DATASET ENTRIES section start

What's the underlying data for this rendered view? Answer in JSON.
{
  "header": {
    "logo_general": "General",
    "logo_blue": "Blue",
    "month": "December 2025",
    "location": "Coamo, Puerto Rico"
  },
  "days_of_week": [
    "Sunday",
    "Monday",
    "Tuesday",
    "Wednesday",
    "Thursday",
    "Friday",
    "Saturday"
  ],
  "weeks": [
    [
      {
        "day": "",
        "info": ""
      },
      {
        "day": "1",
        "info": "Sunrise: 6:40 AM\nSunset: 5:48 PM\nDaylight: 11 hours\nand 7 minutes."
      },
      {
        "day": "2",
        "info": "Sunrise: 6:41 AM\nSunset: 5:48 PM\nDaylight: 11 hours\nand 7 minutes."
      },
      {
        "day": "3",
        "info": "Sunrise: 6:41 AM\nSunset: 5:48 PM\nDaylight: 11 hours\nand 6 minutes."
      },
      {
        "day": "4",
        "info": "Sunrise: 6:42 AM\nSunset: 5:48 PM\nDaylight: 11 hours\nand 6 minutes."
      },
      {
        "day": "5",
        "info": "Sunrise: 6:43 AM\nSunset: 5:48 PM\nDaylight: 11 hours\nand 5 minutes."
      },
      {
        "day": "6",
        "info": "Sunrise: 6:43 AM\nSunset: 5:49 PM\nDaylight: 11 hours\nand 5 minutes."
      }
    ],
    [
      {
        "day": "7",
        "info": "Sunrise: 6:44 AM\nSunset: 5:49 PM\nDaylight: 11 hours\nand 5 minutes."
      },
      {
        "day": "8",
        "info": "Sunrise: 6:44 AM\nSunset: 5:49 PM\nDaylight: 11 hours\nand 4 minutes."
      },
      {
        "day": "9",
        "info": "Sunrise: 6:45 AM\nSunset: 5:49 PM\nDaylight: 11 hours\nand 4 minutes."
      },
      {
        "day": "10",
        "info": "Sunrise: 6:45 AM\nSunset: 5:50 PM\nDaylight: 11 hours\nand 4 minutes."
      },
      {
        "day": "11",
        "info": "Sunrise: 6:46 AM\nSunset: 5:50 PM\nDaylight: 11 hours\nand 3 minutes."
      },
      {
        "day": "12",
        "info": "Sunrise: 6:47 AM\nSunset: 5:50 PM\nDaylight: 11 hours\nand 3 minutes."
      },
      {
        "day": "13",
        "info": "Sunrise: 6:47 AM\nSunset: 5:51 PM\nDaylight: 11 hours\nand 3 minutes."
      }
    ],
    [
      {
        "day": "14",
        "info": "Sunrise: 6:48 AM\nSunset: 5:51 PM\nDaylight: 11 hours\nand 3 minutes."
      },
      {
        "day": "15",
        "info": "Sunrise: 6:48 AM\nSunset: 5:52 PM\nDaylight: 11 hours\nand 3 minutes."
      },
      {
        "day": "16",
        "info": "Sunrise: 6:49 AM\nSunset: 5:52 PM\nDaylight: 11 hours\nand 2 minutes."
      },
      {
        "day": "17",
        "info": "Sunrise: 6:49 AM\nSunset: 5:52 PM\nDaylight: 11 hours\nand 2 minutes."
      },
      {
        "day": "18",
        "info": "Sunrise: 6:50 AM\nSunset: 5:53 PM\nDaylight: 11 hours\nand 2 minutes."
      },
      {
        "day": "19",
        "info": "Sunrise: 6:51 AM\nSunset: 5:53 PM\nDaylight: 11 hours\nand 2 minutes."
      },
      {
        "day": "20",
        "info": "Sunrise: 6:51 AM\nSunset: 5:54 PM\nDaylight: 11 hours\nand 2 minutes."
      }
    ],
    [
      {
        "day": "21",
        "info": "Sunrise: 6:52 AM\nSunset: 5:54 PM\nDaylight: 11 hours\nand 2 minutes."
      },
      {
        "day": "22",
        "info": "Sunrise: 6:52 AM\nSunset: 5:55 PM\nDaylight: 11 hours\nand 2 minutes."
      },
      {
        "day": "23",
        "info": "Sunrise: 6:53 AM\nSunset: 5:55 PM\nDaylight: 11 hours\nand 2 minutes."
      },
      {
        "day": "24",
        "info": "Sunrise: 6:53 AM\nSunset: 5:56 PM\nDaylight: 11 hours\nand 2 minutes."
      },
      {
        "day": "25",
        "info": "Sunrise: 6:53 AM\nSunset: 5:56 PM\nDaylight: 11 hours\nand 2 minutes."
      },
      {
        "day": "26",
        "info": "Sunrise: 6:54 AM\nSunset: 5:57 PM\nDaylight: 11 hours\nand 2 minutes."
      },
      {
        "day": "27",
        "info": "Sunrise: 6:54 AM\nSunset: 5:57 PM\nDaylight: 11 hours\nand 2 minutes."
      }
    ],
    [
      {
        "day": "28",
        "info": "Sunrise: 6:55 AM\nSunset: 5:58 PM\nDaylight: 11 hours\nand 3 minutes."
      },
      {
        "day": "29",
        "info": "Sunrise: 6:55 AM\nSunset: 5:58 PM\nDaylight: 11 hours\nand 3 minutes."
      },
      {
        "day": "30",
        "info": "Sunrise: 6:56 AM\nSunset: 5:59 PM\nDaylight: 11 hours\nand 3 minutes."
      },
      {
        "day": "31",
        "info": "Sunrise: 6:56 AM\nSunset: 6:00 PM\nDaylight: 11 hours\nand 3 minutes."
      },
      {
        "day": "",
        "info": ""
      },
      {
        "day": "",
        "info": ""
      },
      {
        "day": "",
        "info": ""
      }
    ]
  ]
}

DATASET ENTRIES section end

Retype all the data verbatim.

YOUR SOLUTION —
What's the underlying data for this rendered view? Answer in JSON.
{
  "header": {
    "logo_general": "General",
    "logo_blue": "Blue",
    "month": "December 2025",
    "location": "Coamo, Puerto Rico"
  },
  "days_of_week": [
    "Sunday",
    "Monday",
    "Tuesday",
    "Wednesday",
    "Thursday",
    "Friday",
    "Saturday"
  ],
  "weeks": [
    [
      {
        "day": "",
        "info": ""
      },
      {
        "day": "1",
        "info": "Sunrise: 6:40 AM\nSunset: 5:48 PM\nDaylight: 11 hours\nand 7 minutes."
      },
      {
        "day": "2",
        "info": "Sunrise: 6:41 AM\nSunset: 5:48 PM\nDaylight: 11 hours\nand 7 minutes."
      },
      {
        "day": "3",
        "info": "Sunrise: 6:41 AM\nSunset: 5:48 PM\nDaylight: 11 hours\nand 6 minutes."
      },
      {
        "day": "4",
        "info": "Sunrise: 6:42 AM\nSunset: 5:48 PM\nDaylight: 11 hours\nand 6 minutes."
      },
      {
        "day": "5",
        "info": "Sunrise: 6:43 AM\nSunset: 5:48 PM\nDaylight: 11 hours\nand 5 minutes."
      },
      {
        "day": "6",
        "info": "Sunrise: 6:43 AM\nSunset: 5:49 PM\nDaylight: 11 hours\nand 5 minutes."
      }
    ],
    [
      {
        "day": "7",
        "info": "Sunrise: 6:44 AM\nSunset: 5:49 PM\nDaylight: 11 hours\nand 5 minutes."
      },
      {
        "day": "8",
        "info": "Sunrise: 6:44 AM\nSunset: 5:49 PM\nDaylight: 11 hours\nand 4 minutes."
      },
      {
        "day": "9",
        "info": "Sunrise: 6:45 AM\nSunset: 5:49 PM\nDaylight: 11 hours\nand 4 minutes."
      },
      {
        "day": "10",
        "info": "Sunrise: 6:45 AM\nSunset: 5:50 PM\nDaylight: 11 hours\nand 4 minutes."
      },
      {
        "day": "11",
        "info": "Sunrise: 6:46 AM\nSunset: 5:50 PM\nDaylight: 11 hours\nand 3 minutes."
      },
      {
        "day": "12",
        "info": "Sunrise: 6:47 AM\nSunset: 5:50 PM\nDaylight: 11 hours\nand 3 minutes."
      },
      {
        "day": "13",
        "info": "Sunrise: 6:47 AM\nSunset: 5:51 PM\nDaylight: 11 hours\nand 3 minutes."
      }
    ],
    [
      {
        "day": "14",
        "info": "Sunrise: 6:48 AM\nSunset: 5:51 PM\nDaylight: 11 hours\nand 3 minutes."
      },
      {
        "day": "15",
        "info": "Sunrise: 6:48 AM\nSunset: 5:52 PM\nDaylight: 11 hours\nand 3 minutes."
      },
      {
        "day": "16",
        "info": "Sunrise: 6:49 AM\nSunset: 5:52 PM\nDaylight: 11 hours\nand 2 minutes."
      },
      {
        "day": "17",
        "info": "Sunrise: 6:49 AM\nSunset: 5:52 PM\nDaylight: 11 hours\nand 2 minutes."
      },
      {
        "day": "18",
        "info": "Sunrise: 6:50 AM\nSunset: 5:53 PM\nDaylight: 11 hours\nand 2 minutes."
      },
      {
        "day": "19",
        "info": "Sunrise: 6:51 AM\nSunset: 5:53 PM\nDaylight: 11 hours\nand 2 minutes."
      },
      {
        "day": "20",
        "info": "Sunrise: 6:51 AM\nSunset: 5:54 PM\nDaylight: 11 hours\nand 2 minutes."
      }
    ],
    [
      {
        "day": "21",
        "info": "Sunrise: 6:52 AM\nSunset: 5:54 PM\nDaylight: 11 hours\nand 2 minutes."
      },
      {
        "day": "22",
        "info": "Sunrise: 6:52 AM\nSunset: 5:55 PM\nDaylight: 11 hours\nand 2 minutes."
      },
      {
        "day": "23",
        "info": "Sunrise: 6:53 AM\nSunset: 5:55 PM\nDaylight: 11 hours\nand 2 minutes."
      },
      {
        "day": "24",
        "info": "Sunrise: 6:53 AM\nSunset: 5:56 PM\nDaylight: 11 hours\nand 2 minutes."
      },
      {
        "day": "25",
        "info": "Sunrise: 6:53 AM\nSunset: 5:56 PM\nDaylight: 11 hours\nand 2 minutes."
      },
      {
        "day": "26",
        "info": "Sunrise: 6:54 AM\nSunset: 5:57 PM\nDaylight: 11 hours\nand 2 minutes."
      },
      {
        "day": "27",
        "info": "Sunrise: 6:54 AM\nSunset: 5:57 PM\nDaylight: 11 hours\nand 2 minutes."
      }
    ],
    [
      {
        "day": "28",
        "info": "Sunrise: 6:55 AM\nSunset: 5:58 PM\nDaylight: 11 hours\nand 3 minutes."
      },
      {
        "day": "29",
        "info": "Sunrise: 6:55 AM\nSunset: 5:58 PM\nDaylight: 11 hours\nand 3 minutes."
      },
      {
        "day": "30",
        "info": "Sunrise: 6:56 AM\nSunset: 5:59 PM\nDaylight: 11 hours\nand 3 minutes."
      },
      {
        "day": "31",
        "info": "Sunrise: 6:56 AM\nSunset: 6:00 PM\nDaylight: 11 hours\nand 3 minutes."
      },
      {
        "day": "",
        "info": ""
      },
      {
        "day": "",
        "info": ""
      },
      {
        "day": "",
        "info": ""
      }
    ]
  ]
}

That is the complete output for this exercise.